But over the last 15 years Dice and other niche specialty job boards have eroded Monster’s preeminence as the leading job board. Now a similar trend may be occurring with Facebook, LinkedIn and other major social sites — making the future is bright for niche communities to be the next rising star.

A focused, purpose-built community benefits all parties in the equation: Job seekers are exposed to hiring managers and recruiters in their area of interest, and companies gain access to a more relevant community of job seekers. How can a purpose-built community support sourcing strategies?

It eliminates distractions

A purpose-built community, such as one specifically targeted to finance professionals, is clear on its intent and the market it serves. As a result, recruiters waste less time on candidates who are not the right fit for their positions and job seekers get a better candidate experience, because they can connect with companies that have opportunities in line with their experience, background and career goals. And, a community with no advertising, marketing or other social networking eliminates visual overload, enabling users to get right to the business of finding work or identifying qualified candidates.

It delivers high response rates and effective business outcomes

When you have a highly engaged audience that shares information about their past and preferences, and a system that uses structured data, those details can be used to generate more precise matches. The result is higher and more relevant response rates, enabling organizations to get to the right talent, faster.

It enables job seekers to conduct their search with confidence

Passive candidates don’t want their job search exposed and with niche talent communities they not only can conduct a more targeted search, but they can have more control. A private, niche community is an effective tool for candidates who want to see opportunities but prefer to keep their search hush-hush. At the same time, unemployed individuals or those actively searching can make their profile available to everyone.

Niche communities have a clear purpose and deliver better matches, better response rates and ultimately a more efficient process. There’s also compounded value in being able to stay in touch with and continually market to a targeted audience. How are you planning for the next evolution in your sourcing strategy?
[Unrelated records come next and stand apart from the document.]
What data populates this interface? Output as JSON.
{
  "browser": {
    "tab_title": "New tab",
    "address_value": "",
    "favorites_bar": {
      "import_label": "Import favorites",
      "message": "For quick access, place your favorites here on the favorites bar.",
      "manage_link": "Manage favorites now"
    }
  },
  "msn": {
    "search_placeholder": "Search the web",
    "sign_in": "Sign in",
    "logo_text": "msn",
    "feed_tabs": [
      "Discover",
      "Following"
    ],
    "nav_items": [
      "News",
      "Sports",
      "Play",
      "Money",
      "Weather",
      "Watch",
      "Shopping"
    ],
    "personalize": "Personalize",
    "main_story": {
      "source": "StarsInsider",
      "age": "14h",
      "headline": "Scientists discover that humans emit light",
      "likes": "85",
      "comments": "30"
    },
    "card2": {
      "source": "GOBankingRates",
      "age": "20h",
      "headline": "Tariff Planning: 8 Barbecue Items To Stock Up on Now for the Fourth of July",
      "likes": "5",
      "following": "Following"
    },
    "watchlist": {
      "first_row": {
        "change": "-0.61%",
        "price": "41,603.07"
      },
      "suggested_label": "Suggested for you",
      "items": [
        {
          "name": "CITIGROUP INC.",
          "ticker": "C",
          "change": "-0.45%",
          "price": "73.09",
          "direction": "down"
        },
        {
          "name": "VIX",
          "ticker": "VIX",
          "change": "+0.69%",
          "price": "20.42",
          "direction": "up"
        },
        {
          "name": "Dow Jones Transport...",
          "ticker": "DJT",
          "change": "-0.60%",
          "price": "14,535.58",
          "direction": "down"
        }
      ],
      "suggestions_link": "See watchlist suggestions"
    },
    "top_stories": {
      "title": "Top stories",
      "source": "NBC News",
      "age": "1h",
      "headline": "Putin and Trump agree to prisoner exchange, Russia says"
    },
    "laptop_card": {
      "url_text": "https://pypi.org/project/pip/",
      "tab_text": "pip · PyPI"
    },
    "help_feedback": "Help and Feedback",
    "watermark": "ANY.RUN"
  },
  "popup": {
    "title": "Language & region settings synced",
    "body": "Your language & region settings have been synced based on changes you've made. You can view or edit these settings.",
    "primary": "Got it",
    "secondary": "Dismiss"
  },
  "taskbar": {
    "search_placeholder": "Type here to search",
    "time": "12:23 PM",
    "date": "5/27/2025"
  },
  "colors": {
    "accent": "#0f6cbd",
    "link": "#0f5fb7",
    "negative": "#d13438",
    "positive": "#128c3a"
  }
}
Brin McCagg, co-founder, president and COO of Onewire, has more than 20 years of entrepreneurial and executive management experience. Between 2005 and 2007, McCagg served as Executive Vice President of Control Point Solutions, a telecomm expense management company owned by ABS Capital Partners. McCagg helped restructure the operations and position the business for a sale. Between 2003 and 2004, he served as Executive Vice President of Flight Options, Inc., an $800mm private aviation company owned by Raytheon and Monitor Clipper Partners. McCagg helped restructure the business, reduce losses from $40mm to $6mm and position the company for a sale. From 1998 to 2002, he founded and served as CEO and Chairman of TradeOut Inc., a 240 person, online industrial asset management company, which was financed and partnered with GE Capital, Goldman Sachs, Chase Bank and eBay. After filing to go public, the company was ultimately sold. From 1991 to 1997, he co-founded and served as President of Full Circle, Inc., a hazardous waste recycling company, which merged in 1995 with EVTC, a NASDAQ listed company. McCagg started his career as an investment banker at Drexel Burnham Lambert and received an MBA from The Wharton School. You can follow him on Twitter at @Brin_McCagg.
  • Elli Sharef

    Brian,
    Great article. I agree that the marketplace is broken. Monster and CL aren’t the solution and niche sites are often a better fit. I love what onewire does.

    But the problem is that these approaches make discovery much more difficult for the job seeker. I work with a lot of job seekers 1 – 6 years out of college and they don’t really know what they want or where to go. They might have a vague interest in marketing but probably wouldn’t know to go to mediabistro to search for jobs. How do you see niche sites playing a role in helping less experienced candidates in the discovery process?